In this paper we present the observation where 10 healthy subjects of mean age 25 are examined to find out a relationship between postural sway during quite-stance and perturbation with and without muscle fatigue. We also observe the effect of vision on postural sway on both normal and fatigued conditions.
Human control of upright body posture involves inputs from several senses (visual, vestibular, proprioceptive, somatosensory) and their central interactions. Multiple sensory systems of human body are involved in tandem for controlling quite standing. Studies show that there is an indirect and presumably cognitive relationship between visual effects on posture control and their intersensory interactions (BLMLEA. et al, 2006).
During quite stance position, center of mass (COM) is stabilized over base of support by using low level muscular movements and body sways around the point of support like an inverted pendulum (Johansson R, Magnusson M, Akesson M. 1988). This led to the hypothesis of inverted pendulum. Any defect, alteration or malfunctioning of the sensory or motor components increases body sway and hence increases the muscle activity to maintain postural equilibrium (Dietz V. 1992). Minor perturbations occurring during normal stance can be counteracted by the regulation of ankle muscles (Schieppati M et al, 1994 and McClenaghan BA et al 1996).
Muscle fatigue is a complex phenomenon that has been defined as a reduction in the force-generating capacity of muscles, regardless of the task performed (Bigland-Ritchie B, Woods JJ.1984). Though, how fatigues affect the postural control system is not clear there are several fatigue related mechanisms involved at different levels of the nervous system that could affect the regulation of these small forces.

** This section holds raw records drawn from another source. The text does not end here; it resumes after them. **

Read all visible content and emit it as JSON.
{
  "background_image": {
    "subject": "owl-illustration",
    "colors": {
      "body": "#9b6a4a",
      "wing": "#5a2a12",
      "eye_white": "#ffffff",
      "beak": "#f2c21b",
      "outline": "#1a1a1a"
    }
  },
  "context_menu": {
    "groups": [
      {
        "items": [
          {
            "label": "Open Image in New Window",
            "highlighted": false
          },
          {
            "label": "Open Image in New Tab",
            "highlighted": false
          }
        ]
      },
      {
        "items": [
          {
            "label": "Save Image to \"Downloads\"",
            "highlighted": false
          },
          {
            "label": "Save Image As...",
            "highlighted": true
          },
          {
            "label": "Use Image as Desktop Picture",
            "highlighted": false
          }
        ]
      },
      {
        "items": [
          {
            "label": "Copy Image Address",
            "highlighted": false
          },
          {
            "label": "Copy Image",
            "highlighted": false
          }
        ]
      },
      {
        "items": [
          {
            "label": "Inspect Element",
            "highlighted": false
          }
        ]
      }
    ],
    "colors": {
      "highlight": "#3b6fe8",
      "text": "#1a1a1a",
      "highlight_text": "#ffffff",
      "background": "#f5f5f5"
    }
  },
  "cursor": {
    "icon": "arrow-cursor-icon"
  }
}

Muscle fatigue causes failure of transmission of neural signals and disables the muscles to respond to the neural currents (Bigland-Ritchie B, Woods JJ.1984). Muscle fatigue also alters the basic functioning of complete nervous system and causes failure of motoneurons excitement.
Effects of a muscle fatigue on human postural sway can be studied by inducing momentary fatigue by physical exertion. Studies show a mild difference in effects of a fatigue on sway with and without vision (Lepers R. and Nardone A. et al).
To examine the effects of a fatigue on human postural control, in this experiment muscle fatigue is induced in ankle